BURN INJURIES – HOW TO AVOID THEM, & HOW TO TREAT THEM
From boiling water, to a hot cup of coffee or open fire place, burn injuries can occur anywhere and at any time – particularly for young children who are less aware of potential dangers in the home. Every year in Australia there are hundreds of hospitalisations for children aged 0-4 years due to a burn injury. While it can be hard to tame your young child’s curiosity, you can take a few precautionary measures to prevent burns from happening – and know correct first aid treatment for burns in case they do.
Following a few simple precautions will help keep you and your children safe from potential burns.
The following tips for preventing burns are provided by the Julian Burton Burns Trust.
Is your hot water delivered between 45 degrees and 50 degrees Celsius?
– Always test the water temperature with your wrist or elbow before bathing a baby, toddler, or young child.

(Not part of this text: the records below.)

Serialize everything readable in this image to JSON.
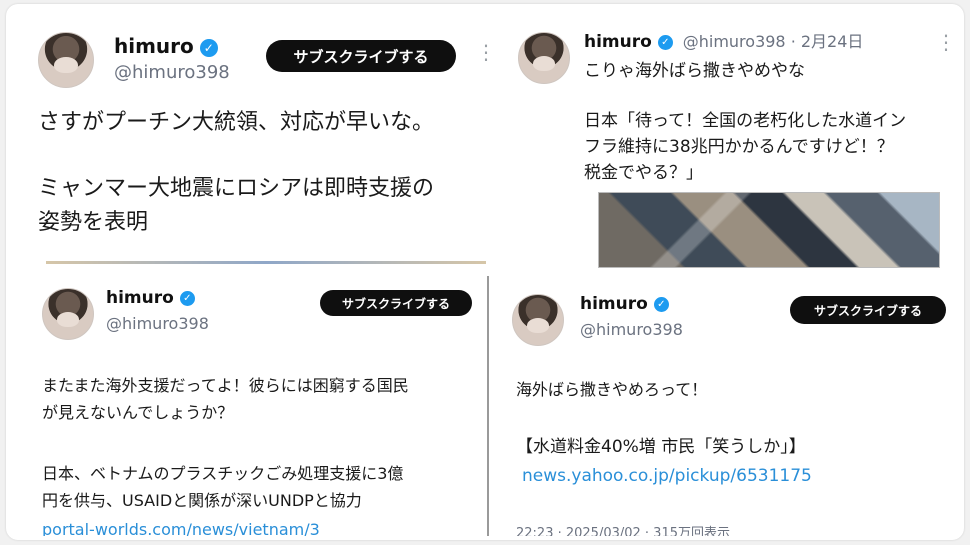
{
  "tweet_main": {
    "name": "himuro",
    "handle": "@himuro398",
    "subscribe_label": "サブスクライブする",
    "line1": "さすがプーチン大統領、対応が早いな。",
    "line2": "ミャンマー大地震にロシアは即時支援の\n姿勢を表明"
  },
  "tweet_right_top": {
    "name": "himuro",
    "handle_date": "@himuro398 · 2月24日",
    "line1": "こりゃ海外ばら撒きやめやな",
    "line2": "日本「待って！全国の老朽化した水道イン\nフラ維持に38兆円かかるんですけど！？\n税金でやる？」"
  },
  "tweet_bottom_left": {
    "name": "himuro",
    "handle": "@himuro398",
    "subscribe_label": "サブスクライブする",
    "line1": "またまた海外支援だってよ！彼らには困窮する国民\nが見えないんでしょうか？",
    "line2": "日本、ベトナムのプラスチックごみ処理支援に3億\n円を供与、USAIDと関係が深いUNDPと協力",
    "link": "portal-worlds.com/news/vietnam/3"
  },
  "tweet_bottom_right": {
    "name": "himuro",
    "handle": "@himuro398",
    "subscribe_label": "サブスクライブする",
    "line1": "海外ばら撒きやめろって！",
    "line2": "【水道料金40%増 市民「笑うしか」】",
    "link": "news.yahoo.co.jp/pickup/6531175",
    "meta": "22:23 · 2025/03/02 · 315万回表示"
  }
}
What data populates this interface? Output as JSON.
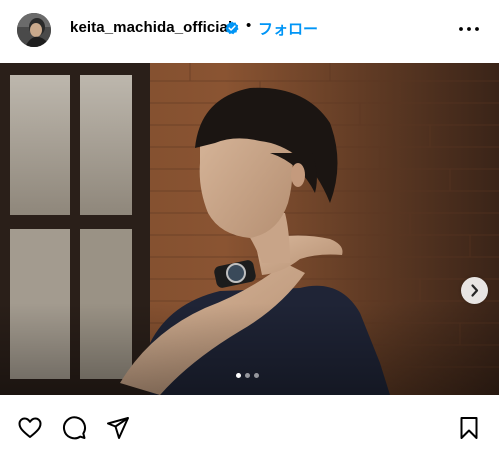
{
  "post": {
    "username": "keita_machida_official",
    "separator": "•",
    "follow_label": "フォロー",
    "verified": true,
    "accent_color": "#0095f6",
    "verified_color": "#0095f6"
  },
  "carousel": {
    "slide_count": 3,
    "active_index": 0
  },
  "icons": {
    "header": [
      "verified-badge-icon",
      "more-options-icon"
    ],
    "media": [
      "chevron-right-icon"
    ],
    "actions": [
      "heart-icon",
      "comment-icon",
      "share-icon",
      "bookmark-icon"
    ]
  }
}
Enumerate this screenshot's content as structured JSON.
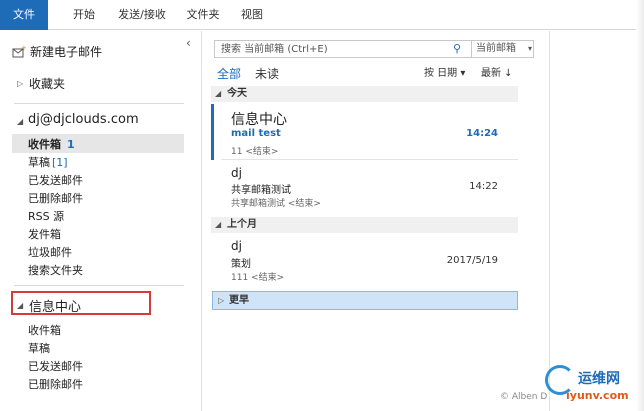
{
  "ribbon": {
    "tabs": [
      {
        "label": "文件"
      },
      {
        "label": "开始"
      },
      {
        "label": "发送/接收"
      },
      {
        "label": "文件夹"
      },
      {
        "label": "视图"
      }
    ]
  },
  "nav": {
    "new_mail": "新建电子邮件",
    "favorites": "收藏夹",
    "account": "dj@djclouds.com",
    "account_folders": {
      "inbox": "收件箱",
      "inbox_count": "1",
      "drafts": "草稿",
      "drafts_count": "[1]",
      "sent": "已发送邮件",
      "deleted": "已删除邮件",
      "rss": "RSS 源",
      "outbox": "发件箱",
      "junk": "垃圾邮件",
      "search": "搜索文件夹"
    },
    "group2": "信息中心",
    "group2_folders": [
      "收件箱",
      "草稿",
      "已发送邮件",
      "已删除邮件"
    ]
  },
  "list": {
    "search_placeholder": "搜索 当前邮箱 (Ctrl+E)",
    "search_scope": "当前邮箱",
    "filter_all": "全部",
    "filter_unread": "未读",
    "sort_by": "按 日期",
    "sort_order": "最新 ↓",
    "groups": {
      "today": "今天",
      "last_month": "上个月",
      "older": "更早"
    },
    "mails": [
      {
        "sender": "信息中心",
        "subject": "mail test",
        "preview": "11 <结束>",
        "time": "14:24"
      },
      {
        "sender": "dj",
        "subject": "共享邮箱测试",
        "preview": "共享邮箱测试 <结束>",
        "time": "14:22"
      },
      {
        "sender": "dj",
        "subject": "策划",
        "preview": "111 <结束>",
        "time": "2017/5/19"
      }
    ]
  },
  "watermark": {
    "site": "运维网",
    "domain": "iyunv.com",
    "copyright": "© Alben D"
  }
}
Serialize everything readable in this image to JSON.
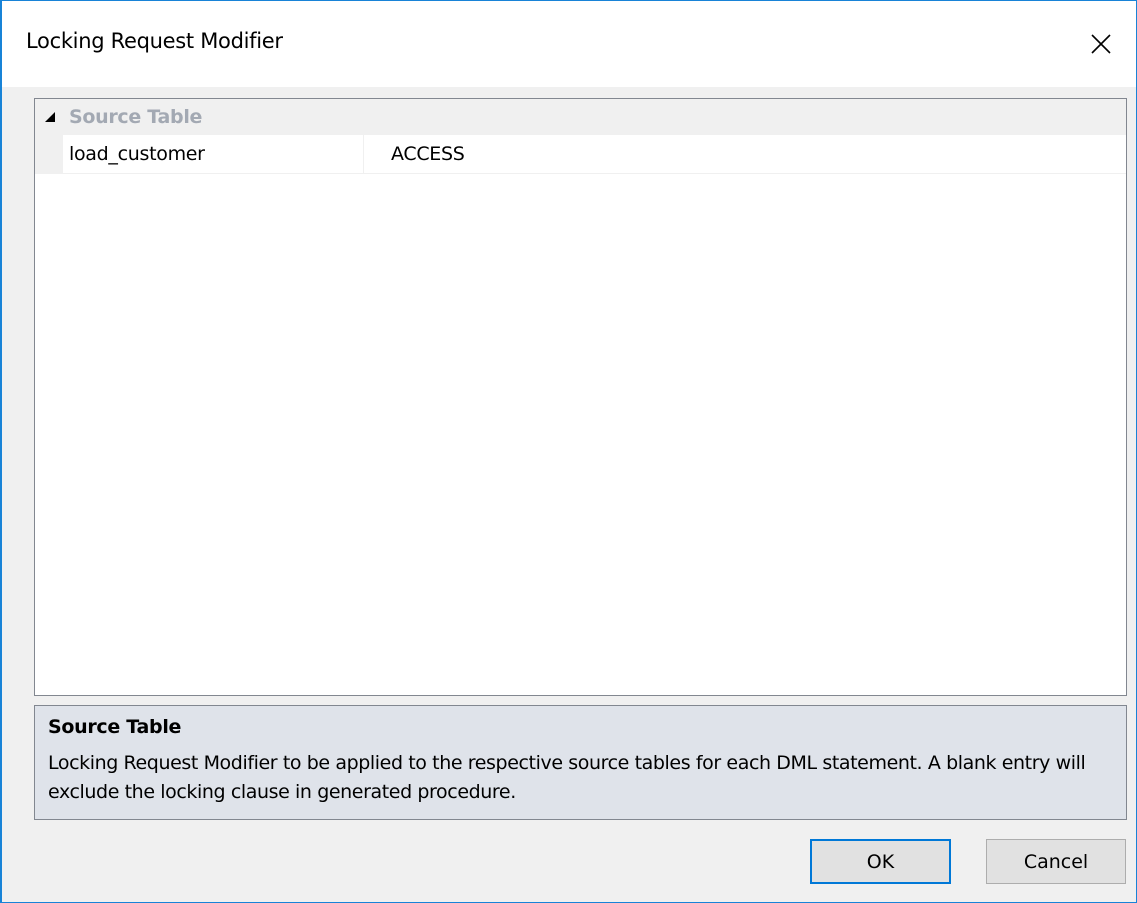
{
  "window": {
    "title": "Locking Request Modifier",
    "close_icon": "close-icon"
  },
  "property_grid": {
    "category": {
      "label": "Source Table",
      "expanded": true,
      "toggle_icon": "collapse-triangle-icon"
    },
    "rows": [
      {
        "name": "load_customer",
        "value": "ACCESS"
      }
    ]
  },
  "help": {
    "title": "Source Table",
    "description": "Locking Request Modifier to be applied to the respective source tables for each DML statement. A blank entry will exclude the locking clause in generated procedure."
  },
  "buttons": {
    "ok_label": "OK",
    "cancel_label": "Cancel"
  },
  "colors": {
    "window_border": "#1883d7",
    "category_text": "#a3a9b3",
    "help_background": "#dfe3ea",
    "default_button_border": "#0078d7"
  }
}
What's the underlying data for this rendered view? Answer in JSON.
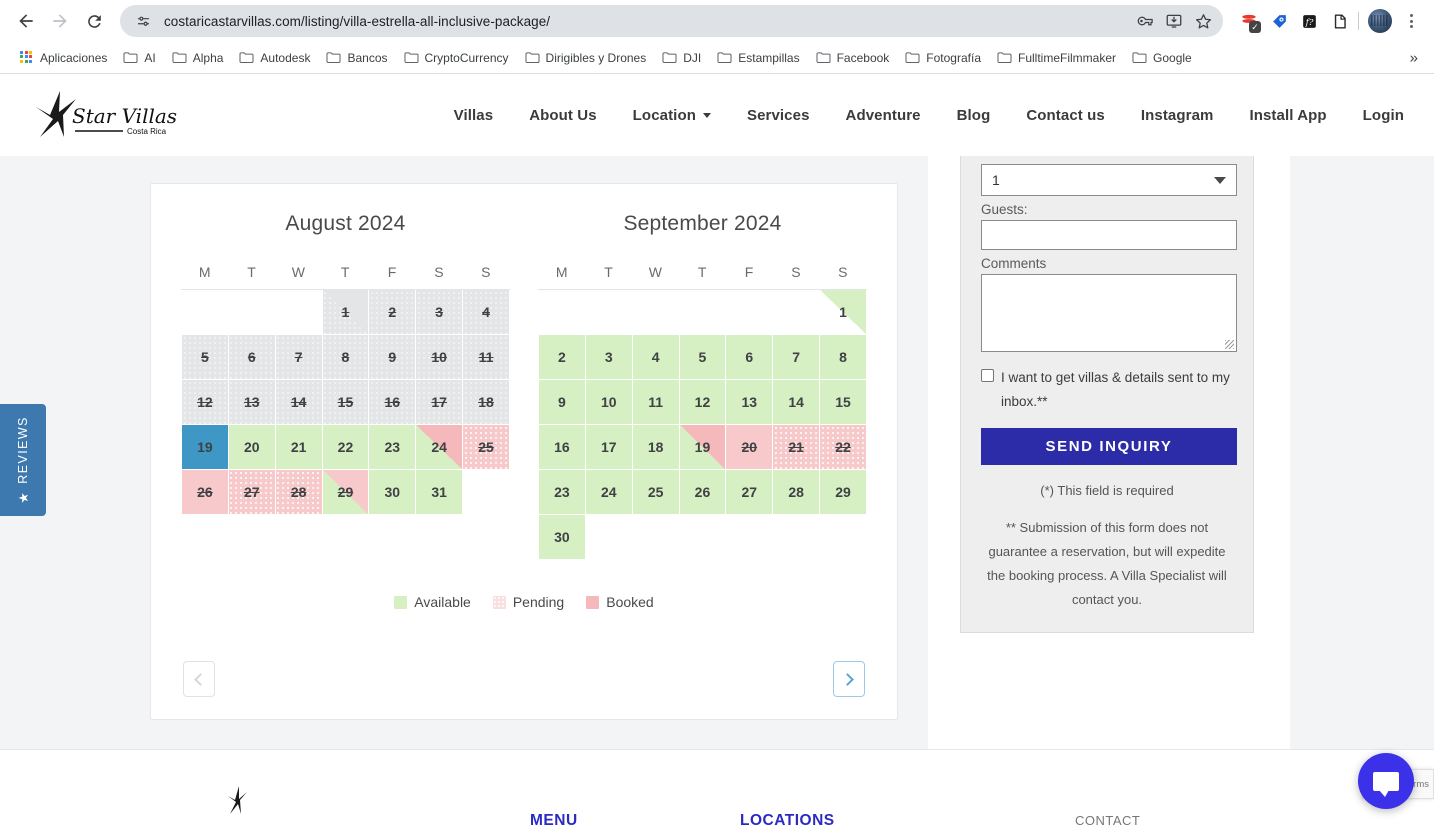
{
  "browser": {
    "url": "costaricastarvillas.com/listing/villa-estrella-all-inclusive-package/",
    "back_label": "Back",
    "forward_label": "Forward",
    "reload_label": "Reload",
    "site_info_label": "View site information",
    "omnibox_icons": [
      "password-key-icon",
      "install-app-icon",
      "bookmark-star-icon"
    ],
    "extension_icons": [
      "extension-red-icon",
      "extension-blue-tag-icon",
      "extension-fx-icon",
      "extension-clipboard-icon"
    ],
    "profile_label": "Profile",
    "menu_label": "Customize and control Chrome",
    "bookmarks": [
      {
        "label": "Aplicaciones",
        "icon": "apps-grid-icon"
      },
      {
        "label": "AI",
        "icon": "folder-icon"
      },
      {
        "label": "Alpha",
        "icon": "folder-icon"
      },
      {
        "label": "Autodesk",
        "icon": "folder-icon"
      },
      {
        "label": "Bancos",
        "icon": "folder-icon"
      },
      {
        "label": "CryptoCurrency",
        "icon": "folder-icon"
      },
      {
        "label": "Dirigibles y Drones",
        "icon": "folder-icon"
      },
      {
        "label": "DJI",
        "icon": "folder-icon"
      },
      {
        "label": "Estampillas",
        "icon": "folder-icon"
      },
      {
        "label": "Facebook",
        "icon": "folder-icon"
      },
      {
        "label": "Fotografía",
        "icon": "folder-icon"
      },
      {
        "label": "FulltimeFilmmaker",
        "icon": "folder-icon"
      },
      {
        "label": "Google",
        "icon": "folder-icon"
      }
    ],
    "bookmarks_overflow": "»"
  },
  "site": {
    "logo": {
      "name": "Star Villas",
      "subtitle": "Costa Rica"
    },
    "nav": [
      {
        "label": "Villas",
        "has_dropdown": false
      },
      {
        "label": "About Us",
        "has_dropdown": false
      },
      {
        "label": "Location",
        "has_dropdown": true
      },
      {
        "label": "Services",
        "has_dropdown": false
      },
      {
        "label": "Adventure",
        "has_dropdown": false
      },
      {
        "label": "Blog",
        "has_dropdown": false
      },
      {
        "label": "Contact us",
        "has_dropdown": false
      },
      {
        "label": "Instagram",
        "has_dropdown": false
      },
      {
        "label": "Install App",
        "has_dropdown": false
      },
      {
        "label": "Login",
        "has_dropdown": false
      }
    ]
  },
  "reviews_tab": {
    "label": "REVIEWS",
    "star": "★"
  },
  "calendar": {
    "weekday_headers": [
      "M",
      "T",
      "W",
      "T",
      "F",
      "S",
      "S"
    ],
    "legend": [
      {
        "label": "Available",
        "color": "#d6f0c4"
      },
      {
        "label": "Pending",
        "color": "#f9dfe0"
      },
      {
        "label": "Booked",
        "color": "#f5b8bb"
      }
    ],
    "prev_label": "Previous months",
    "next_label": "Next months",
    "months": [
      {
        "name": "August",
        "year": "2024",
        "weeks": [
          [
            {
              "day": "",
              "state": "empty"
            },
            {
              "day": "",
              "state": "empty"
            },
            {
              "day": "",
              "state": "empty"
            },
            {
              "day": "1",
              "state": "past",
              "half": "tr",
              "tri": "#e4e5e7"
            },
            {
              "day": "2",
              "state": "past"
            },
            {
              "day": "3",
              "state": "past"
            },
            {
              "day": "4",
              "state": "past"
            }
          ],
          [
            {
              "day": "5",
              "state": "past"
            },
            {
              "day": "6",
              "state": "past"
            },
            {
              "day": "7",
              "state": "past"
            },
            {
              "day": "8",
              "state": "past"
            },
            {
              "day": "9",
              "state": "past"
            },
            {
              "day": "10",
              "state": "past"
            },
            {
              "day": "11",
              "state": "past"
            }
          ],
          [
            {
              "day": "12",
              "state": "past"
            },
            {
              "day": "13",
              "state": "past"
            },
            {
              "day": "14",
              "state": "past"
            },
            {
              "day": "15",
              "state": "past"
            },
            {
              "day": "16",
              "state": "past"
            },
            {
              "day": "17",
              "state": "past"
            },
            {
              "day": "18",
              "state": "past"
            }
          ],
          [
            {
              "day": "19",
              "state": "selected"
            },
            {
              "day": "20",
              "state": "avail"
            },
            {
              "day": "21",
              "state": "avail"
            },
            {
              "day": "22",
              "state": "avail"
            },
            {
              "day": "23",
              "state": "avail"
            },
            {
              "day": "24",
              "state": "avail",
              "half": "tr",
              "tri": "#f5b8bb"
            },
            {
              "day": "25",
              "state": "pending"
            }
          ],
          [
            {
              "day": "26",
              "state": "booked"
            },
            {
              "day": "27",
              "state": "pending"
            },
            {
              "day": "28",
              "state": "pending"
            },
            {
              "day": "29",
              "state": "booked",
              "half": "bl",
              "tri": "#d6f0c4"
            },
            {
              "day": "30",
              "state": "avail"
            },
            {
              "day": "31",
              "state": "avail"
            },
            {
              "day": "",
              "state": "empty"
            }
          ]
        ]
      },
      {
        "name": "September",
        "year": "2024",
        "weeks": [
          [
            {
              "day": "",
              "state": "empty"
            },
            {
              "day": "",
              "state": "empty"
            },
            {
              "day": "",
              "state": "empty"
            },
            {
              "day": "",
              "state": "empty"
            },
            {
              "day": "",
              "state": "empty"
            },
            {
              "day": "",
              "state": "empty"
            },
            {
              "day": "1",
              "state": "empty",
              "half": "tr",
              "tri": "#d6f0c4"
            }
          ],
          [
            {
              "day": "2",
              "state": "avail"
            },
            {
              "day": "3",
              "state": "avail"
            },
            {
              "day": "4",
              "state": "avail"
            },
            {
              "day": "5",
              "state": "avail"
            },
            {
              "day": "6",
              "state": "avail"
            },
            {
              "day": "7",
              "state": "avail"
            },
            {
              "day": "8",
              "state": "avail"
            }
          ],
          [
            {
              "day": "9",
              "state": "avail"
            },
            {
              "day": "10",
              "state": "avail"
            },
            {
              "day": "11",
              "state": "avail"
            },
            {
              "day": "12",
              "state": "avail"
            },
            {
              "day": "13",
              "state": "avail"
            },
            {
              "day": "14",
              "state": "avail"
            },
            {
              "day": "15",
              "state": "avail"
            }
          ],
          [
            {
              "day": "16",
              "state": "avail"
            },
            {
              "day": "17",
              "state": "avail"
            },
            {
              "day": "18",
              "state": "avail"
            },
            {
              "day": "19",
              "state": "avail",
              "half": "tr",
              "tri": "#f5b8bb"
            },
            {
              "day": "20",
              "state": "booked"
            },
            {
              "day": "21",
              "state": "pending"
            },
            {
              "day": "22",
              "state": "pending"
            }
          ],
          [
            {
              "day": "23",
              "state": "avail"
            },
            {
              "day": "24",
              "state": "avail"
            },
            {
              "day": "25",
              "state": "avail"
            },
            {
              "day": "26",
              "state": "avail"
            },
            {
              "day": "27",
              "state": "avail"
            },
            {
              "day": "28",
              "state": "avail"
            },
            {
              "day": "29",
              "state": "avail"
            }
          ],
          [
            {
              "day": "30",
              "state": "avail"
            },
            {
              "day": "",
              "state": "empty"
            },
            {
              "day": "",
              "state": "empty"
            },
            {
              "day": "",
              "state": "empty"
            },
            {
              "day": "",
              "state": "empty"
            },
            {
              "day": "",
              "state": "empty"
            },
            {
              "day": "",
              "state": "empty"
            }
          ]
        ]
      }
    ]
  },
  "inquiry_form": {
    "nights_value": "1",
    "guests_label": "Guests:",
    "guests_value": "",
    "comments_label": "Comments",
    "comments_value": "",
    "optin_text": "I want to get villas & details sent to my inbox.**",
    "optin_checked": false,
    "submit_label": "SEND INQUIRY",
    "required_note": "(*) This field is required",
    "submit_note": "** Submission of this form does not guarantee a reservation, but will expedite the booking process. A Villa Specialist will contact you."
  },
  "footer": {
    "menu_heading": "MENU",
    "locations_heading": "LOCATIONS",
    "contact_heading": "CONTACT"
  },
  "widgets": {
    "recaptcha_text": "- Terms",
    "chat_label": "Open chat"
  }
}
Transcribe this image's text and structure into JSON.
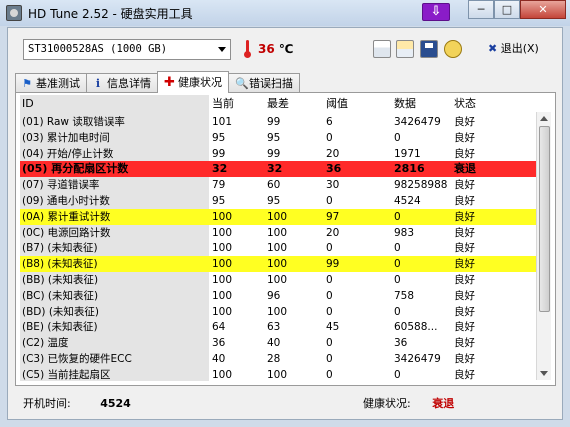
{
  "window": {
    "title": "HD Tune 2.52 - 硬盘实用工具",
    "download_glyph": "⇩",
    "minimize": "─",
    "maximize": "□",
    "close": "✕"
  },
  "toolbar": {
    "drive": "ST31000528AS (1000 GB)",
    "temperature_value": "36",
    "temperature_unit": "℃",
    "exit_label": "退出(X)",
    "exit_glyph": "✖"
  },
  "tabs": [
    {
      "label": "基准测试",
      "icon": "flag-icon"
    },
    {
      "label": "信息详情",
      "icon": "info-icon"
    },
    {
      "label": "健康状况",
      "icon": "health-cross-icon",
      "active": true
    },
    {
      "label": "错误扫描",
      "icon": "magnifier-icon"
    }
  ],
  "columns": [
    "ID",
    "当前",
    "最差",
    "阈值",
    "数据",
    "状态"
  ],
  "rows": [
    {
      "id": "(01) Raw 读取错误率",
      "current": "101",
      "worst": "99",
      "threshold": "6",
      "data": "3426479",
      "status": "良好",
      "highlight": ""
    },
    {
      "id": "(03) 累计加电时间",
      "current": "95",
      "worst": "95",
      "threshold": "0",
      "data": "0",
      "status": "良好",
      "highlight": ""
    },
    {
      "id": "(04) 开始/停止计数",
      "current": "99",
      "worst": "99",
      "threshold": "20",
      "data": "1971",
      "status": "良好",
      "highlight": ""
    },
    {
      "id": "(05) 再分配扇区计数",
      "current": "32",
      "worst": "32",
      "threshold": "36",
      "data": "2816",
      "status": "衰退",
      "highlight": "red"
    },
    {
      "id": "(07) 寻道错误率",
      "current": "79",
      "worst": "60",
      "threshold": "30",
      "data": "98258988",
      "status": "良好",
      "highlight": ""
    },
    {
      "id": "(09) 通电小时计数",
      "current": "95",
      "worst": "95",
      "threshold": "0",
      "data": "4524",
      "status": "良好",
      "highlight": ""
    },
    {
      "id": "(0A) 累计重试计数",
      "current": "100",
      "worst": "100",
      "threshold": "97",
      "data": "0",
      "status": "良好",
      "highlight": "yellow"
    },
    {
      "id": "(0C) 电源回路计数",
      "current": "100",
      "worst": "100",
      "threshold": "20",
      "data": "983",
      "status": "良好",
      "highlight": ""
    },
    {
      "id": "(B7) (未知表征)",
      "current": "100",
      "worst": "100",
      "threshold": "0",
      "data": "0",
      "status": "良好",
      "highlight": ""
    },
    {
      "id": "(B8) (未知表征)",
      "current": "100",
      "worst": "100",
      "threshold": "99",
      "data": "0",
      "status": "良好",
      "highlight": "yellow"
    },
    {
      "id": "(BB) (未知表征)",
      "current": "100",
      "worst": "100",
      "threshold": "0",
      "data": "0",
      "status": "良好",
      "highlight": ""
    },
    {
      "id": "(BC) (未知表征)",
      "current": "100",
      "worst": "96",
      "threshold": "0",
      "data": "758",
      "status": "良好",
      "highlight": ""
    },
    {
      "id": "(BD) (未知表征)",
      "current": "100",
      "worst": "100",
      "threshold": "0",
      "data": "0",
      "status": "良好",
      "highlight": ""
    },
    {
      "id": "(BE) (未知表征)",
      "current": "64",
      "worst": "63",
      "threshold": "45",
      "data": "60588...",
      "status": "良好",
      "highlight": ""
    },
    {
      "id": "(C2) 温度",
      "current": "36",
      "worst": "40",
      "threshold": "0",
      "data": "36",
      "status": "良好",
      "highlight": ""
    },
    {
      "id": "(C3) 已恢复的硬件ECC",
      "current": "40",
      "worst": "28",
      "threshold": "0",
      "data": "3426479",
      "status": "良好",
      "highlight": ""
    },
    {
      "id": "(C5) 当前挂起扇区",
      "current": "100",
      "worst": "100",
      "threshold": "0",
      "data": "0",
      "status": "良好",
      "highlight": ""
    }
  ],
  "status": {
    "power_on_label": "开机时间:",
    "power_on_value": "4524",
    "health_label": "健康状况:",
    "health_value": "衰退"
  },
  "colors": {
    "warning_row": "#ff2a2a",
    "caution_row": "#ffff22",
    "degraded_text": "#c00000"
  }
}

– Is the microwave out of reach of young children and a safe height for adults?
– Create a ‘No Child Zone’ while preparing and serving hot food and beverages
– Do not carry or hold a child while using the stove. Instead, move a highchair into the kitchen
away from the stove where you can keep an eye on the child safely.
– Use back burners on the stove and keep pot handles and other hot items away from edges.
Electrical appliances and outlets
– Is your home fitted with a working electrical safety switch?
– Do you use power boards with surge protectors?
– Are electrical cords out of sight and reach of children?
– Cover unused electrical outlets with outlet covers.
– Do you have working smoke alarms installed?
– Do you have a fire blanket and fire extinguisher in or near the kitchen?
– Are children’s nightwear labelled as ‘Low fire danger’?
– Are there safety guards around fireplaces, stoves and heaters?
– Do you have a fire escape plan for your home?
-If you live in a bushfire prone area, does your family have a prepared and practised bushfire
-Keep matches, lighters, and other flammable materials out of your child’s reach. Set a good
example for your children by not playing with these items.
– Does your family play in the shade, wear hats, sunscreen, sun smart clothing and shoes?
– Is at least 50% of your play and pool area protected from the sun’s ultra violet rays by
natural or shade structures?
– Do you have window shades on your car for young children?
– Do you have a first aid kit and extinguisher in your car?
– Is there a first aid kit in your home? Check expiry dates.
– Do you remove hot water bottles and wheat bags before getting into bed?
– Do you replace your hot water bottles every year?
– Are chemicals and poisonous substances kept in original containers?
– Are all chemicals and poisonous substances stored in a secured area?
– Does everyone in the home know the triple zero (000) emergency number?
First aid for burns:
Remove all jewellery from around the burn area. Remove any clothing around the burn area
unless it is stuck to the skin
Cool the burn under cool running water for 20 minutes. This will stop the burning process
which can continue for 2-3 hours if not cooled sufficiently.
NEVER use ice, oil, butter or ointments as this can further damage the skin.
Cover the burn loosely with cling wrap or a clean, damp lint-free cloth. This will reduce the chance of infection.
Seek immediate medical advice if the burn is:
– larger than a 20 cent coin
– on the face, hands, groin or feet
– deep or infected
– caused by chemicals, electricity or if signs of inhalation injury (blackening around mouth or nostrils, swelling of airways) are evident
1. Hendrie D, Miller T, Randall S, Brameld K, Moorin R. Incidence and costs of injury in WA 2012. Perth: Chronic Disease Prevention Directorate Department of Health WA; 2016.
- Julian Burton Burns Trust. Home Burn Safety Checklist 2016. Available to view athttp://www.burnstrust.com.au/assets/BurnSafe-Resources/Home-Burn-Safety-Checklist-2016.pdf